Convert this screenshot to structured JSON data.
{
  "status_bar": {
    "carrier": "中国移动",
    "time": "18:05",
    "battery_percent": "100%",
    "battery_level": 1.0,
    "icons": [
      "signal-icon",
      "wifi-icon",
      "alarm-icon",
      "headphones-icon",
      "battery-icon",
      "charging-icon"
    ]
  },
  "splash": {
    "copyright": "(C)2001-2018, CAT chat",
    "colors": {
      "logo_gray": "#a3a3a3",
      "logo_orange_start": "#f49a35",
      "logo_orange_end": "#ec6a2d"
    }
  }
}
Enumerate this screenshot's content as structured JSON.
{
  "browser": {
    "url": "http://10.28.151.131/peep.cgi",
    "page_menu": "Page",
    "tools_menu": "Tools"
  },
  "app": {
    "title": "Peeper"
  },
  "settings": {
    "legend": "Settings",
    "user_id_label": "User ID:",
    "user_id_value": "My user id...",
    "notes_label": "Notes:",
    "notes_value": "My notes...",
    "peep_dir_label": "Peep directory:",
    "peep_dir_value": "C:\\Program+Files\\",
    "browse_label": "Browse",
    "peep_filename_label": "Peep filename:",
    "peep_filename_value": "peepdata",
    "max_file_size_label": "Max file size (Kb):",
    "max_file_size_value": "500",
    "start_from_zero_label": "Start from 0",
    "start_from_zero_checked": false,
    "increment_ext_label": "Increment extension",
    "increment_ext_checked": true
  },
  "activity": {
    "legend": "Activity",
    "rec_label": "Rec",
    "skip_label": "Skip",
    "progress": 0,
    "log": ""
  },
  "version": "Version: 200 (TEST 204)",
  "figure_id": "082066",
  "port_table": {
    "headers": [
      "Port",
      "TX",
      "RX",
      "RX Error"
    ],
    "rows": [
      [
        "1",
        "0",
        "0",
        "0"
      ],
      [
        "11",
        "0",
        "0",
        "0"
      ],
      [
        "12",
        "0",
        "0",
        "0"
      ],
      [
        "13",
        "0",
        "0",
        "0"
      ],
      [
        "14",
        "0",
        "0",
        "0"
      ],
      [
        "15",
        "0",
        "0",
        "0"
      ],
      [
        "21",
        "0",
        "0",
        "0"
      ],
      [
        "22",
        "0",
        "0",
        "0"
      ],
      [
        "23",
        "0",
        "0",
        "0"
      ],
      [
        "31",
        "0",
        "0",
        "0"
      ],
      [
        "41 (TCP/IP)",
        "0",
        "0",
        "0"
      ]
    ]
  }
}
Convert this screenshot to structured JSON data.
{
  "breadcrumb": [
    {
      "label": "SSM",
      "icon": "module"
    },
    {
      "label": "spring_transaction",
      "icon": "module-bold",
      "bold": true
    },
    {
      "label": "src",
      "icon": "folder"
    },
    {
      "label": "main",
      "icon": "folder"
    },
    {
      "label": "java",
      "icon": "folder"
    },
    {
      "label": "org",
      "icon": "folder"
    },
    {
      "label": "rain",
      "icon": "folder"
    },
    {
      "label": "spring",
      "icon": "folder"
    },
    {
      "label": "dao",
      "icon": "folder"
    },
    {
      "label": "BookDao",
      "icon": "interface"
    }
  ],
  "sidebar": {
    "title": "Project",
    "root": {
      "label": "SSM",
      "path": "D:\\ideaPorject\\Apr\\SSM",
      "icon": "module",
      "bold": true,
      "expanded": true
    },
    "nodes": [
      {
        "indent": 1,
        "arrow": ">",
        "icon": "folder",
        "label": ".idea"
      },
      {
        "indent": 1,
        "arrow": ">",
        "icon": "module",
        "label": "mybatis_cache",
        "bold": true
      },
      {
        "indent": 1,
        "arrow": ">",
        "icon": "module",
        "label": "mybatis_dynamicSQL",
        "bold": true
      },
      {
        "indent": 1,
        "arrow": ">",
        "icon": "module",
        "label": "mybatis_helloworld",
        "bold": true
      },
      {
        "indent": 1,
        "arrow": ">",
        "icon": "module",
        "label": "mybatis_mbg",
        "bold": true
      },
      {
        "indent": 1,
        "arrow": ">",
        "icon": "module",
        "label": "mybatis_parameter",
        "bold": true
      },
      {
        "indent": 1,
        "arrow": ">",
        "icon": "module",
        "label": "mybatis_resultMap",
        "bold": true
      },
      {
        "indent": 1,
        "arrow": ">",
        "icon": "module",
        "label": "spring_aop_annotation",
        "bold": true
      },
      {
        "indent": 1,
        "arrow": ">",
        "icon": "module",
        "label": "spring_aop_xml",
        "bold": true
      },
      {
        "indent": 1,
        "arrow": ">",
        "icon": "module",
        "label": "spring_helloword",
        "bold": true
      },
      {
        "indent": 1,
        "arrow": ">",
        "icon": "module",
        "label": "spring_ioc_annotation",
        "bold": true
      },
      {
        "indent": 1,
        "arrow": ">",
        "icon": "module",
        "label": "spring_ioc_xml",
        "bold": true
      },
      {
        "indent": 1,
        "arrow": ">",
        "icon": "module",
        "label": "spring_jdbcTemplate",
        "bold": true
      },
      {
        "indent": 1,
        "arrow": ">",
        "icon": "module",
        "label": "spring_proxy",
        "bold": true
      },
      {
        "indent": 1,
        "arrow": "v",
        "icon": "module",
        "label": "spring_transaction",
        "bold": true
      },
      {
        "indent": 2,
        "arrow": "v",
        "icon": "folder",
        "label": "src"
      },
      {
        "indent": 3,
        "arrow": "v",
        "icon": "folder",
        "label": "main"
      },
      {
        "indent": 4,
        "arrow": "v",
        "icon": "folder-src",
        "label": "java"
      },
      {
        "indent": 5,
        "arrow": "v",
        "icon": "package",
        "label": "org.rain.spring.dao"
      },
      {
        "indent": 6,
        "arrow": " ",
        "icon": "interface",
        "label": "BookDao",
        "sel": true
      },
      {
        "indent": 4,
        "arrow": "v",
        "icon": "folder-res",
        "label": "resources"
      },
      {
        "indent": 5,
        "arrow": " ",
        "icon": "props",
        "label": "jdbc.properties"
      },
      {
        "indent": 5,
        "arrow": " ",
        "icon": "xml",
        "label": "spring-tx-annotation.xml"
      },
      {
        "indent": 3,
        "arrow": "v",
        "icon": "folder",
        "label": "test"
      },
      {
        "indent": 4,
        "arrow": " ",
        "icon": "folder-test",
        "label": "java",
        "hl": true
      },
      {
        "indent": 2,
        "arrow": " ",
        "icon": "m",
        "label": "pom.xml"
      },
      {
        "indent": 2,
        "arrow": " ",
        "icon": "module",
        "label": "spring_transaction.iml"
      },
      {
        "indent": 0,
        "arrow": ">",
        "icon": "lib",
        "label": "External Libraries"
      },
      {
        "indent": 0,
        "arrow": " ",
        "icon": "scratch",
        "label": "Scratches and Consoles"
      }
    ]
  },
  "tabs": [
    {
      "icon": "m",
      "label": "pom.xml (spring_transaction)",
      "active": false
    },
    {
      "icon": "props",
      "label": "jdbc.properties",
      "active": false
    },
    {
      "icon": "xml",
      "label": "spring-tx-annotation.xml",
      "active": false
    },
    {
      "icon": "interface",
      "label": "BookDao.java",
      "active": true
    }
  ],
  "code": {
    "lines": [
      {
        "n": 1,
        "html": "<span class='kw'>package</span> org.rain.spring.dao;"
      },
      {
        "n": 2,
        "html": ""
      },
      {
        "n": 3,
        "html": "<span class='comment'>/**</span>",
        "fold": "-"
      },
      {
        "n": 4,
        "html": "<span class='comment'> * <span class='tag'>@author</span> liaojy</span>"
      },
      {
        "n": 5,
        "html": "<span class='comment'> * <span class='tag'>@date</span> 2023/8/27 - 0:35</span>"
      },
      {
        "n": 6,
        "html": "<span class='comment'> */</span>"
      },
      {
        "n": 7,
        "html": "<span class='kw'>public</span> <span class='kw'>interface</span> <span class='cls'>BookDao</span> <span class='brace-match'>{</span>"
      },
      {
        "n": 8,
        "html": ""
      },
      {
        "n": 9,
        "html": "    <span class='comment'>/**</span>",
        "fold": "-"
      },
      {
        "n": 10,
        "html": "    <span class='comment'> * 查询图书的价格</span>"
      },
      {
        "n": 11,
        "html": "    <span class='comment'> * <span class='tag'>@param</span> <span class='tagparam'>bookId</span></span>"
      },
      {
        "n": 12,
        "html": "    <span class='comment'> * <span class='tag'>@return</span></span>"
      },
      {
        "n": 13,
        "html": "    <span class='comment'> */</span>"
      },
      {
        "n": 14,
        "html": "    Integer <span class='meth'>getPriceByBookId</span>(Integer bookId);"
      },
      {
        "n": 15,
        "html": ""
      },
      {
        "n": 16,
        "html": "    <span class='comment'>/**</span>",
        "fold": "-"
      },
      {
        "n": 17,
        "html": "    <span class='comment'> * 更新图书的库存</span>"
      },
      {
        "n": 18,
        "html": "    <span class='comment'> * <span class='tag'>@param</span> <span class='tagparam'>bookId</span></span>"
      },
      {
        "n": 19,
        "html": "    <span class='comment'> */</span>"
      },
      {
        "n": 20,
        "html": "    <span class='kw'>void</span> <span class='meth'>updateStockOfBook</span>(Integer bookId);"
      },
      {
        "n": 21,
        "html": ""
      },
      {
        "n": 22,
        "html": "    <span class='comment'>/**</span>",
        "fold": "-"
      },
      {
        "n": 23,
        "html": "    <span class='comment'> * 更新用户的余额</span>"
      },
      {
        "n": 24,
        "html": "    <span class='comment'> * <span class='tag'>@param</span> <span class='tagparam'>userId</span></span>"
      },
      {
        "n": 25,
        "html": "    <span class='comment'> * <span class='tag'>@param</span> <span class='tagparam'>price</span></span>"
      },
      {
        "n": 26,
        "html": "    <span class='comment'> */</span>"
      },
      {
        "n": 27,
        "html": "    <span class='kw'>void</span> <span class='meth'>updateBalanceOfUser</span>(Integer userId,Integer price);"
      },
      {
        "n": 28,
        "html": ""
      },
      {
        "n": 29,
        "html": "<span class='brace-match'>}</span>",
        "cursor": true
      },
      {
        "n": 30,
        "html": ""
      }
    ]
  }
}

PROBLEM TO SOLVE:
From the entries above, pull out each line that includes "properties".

WRITTEN SOLUTION:
        "label": "jdbc.properties"
      "label": "jdbc.properties",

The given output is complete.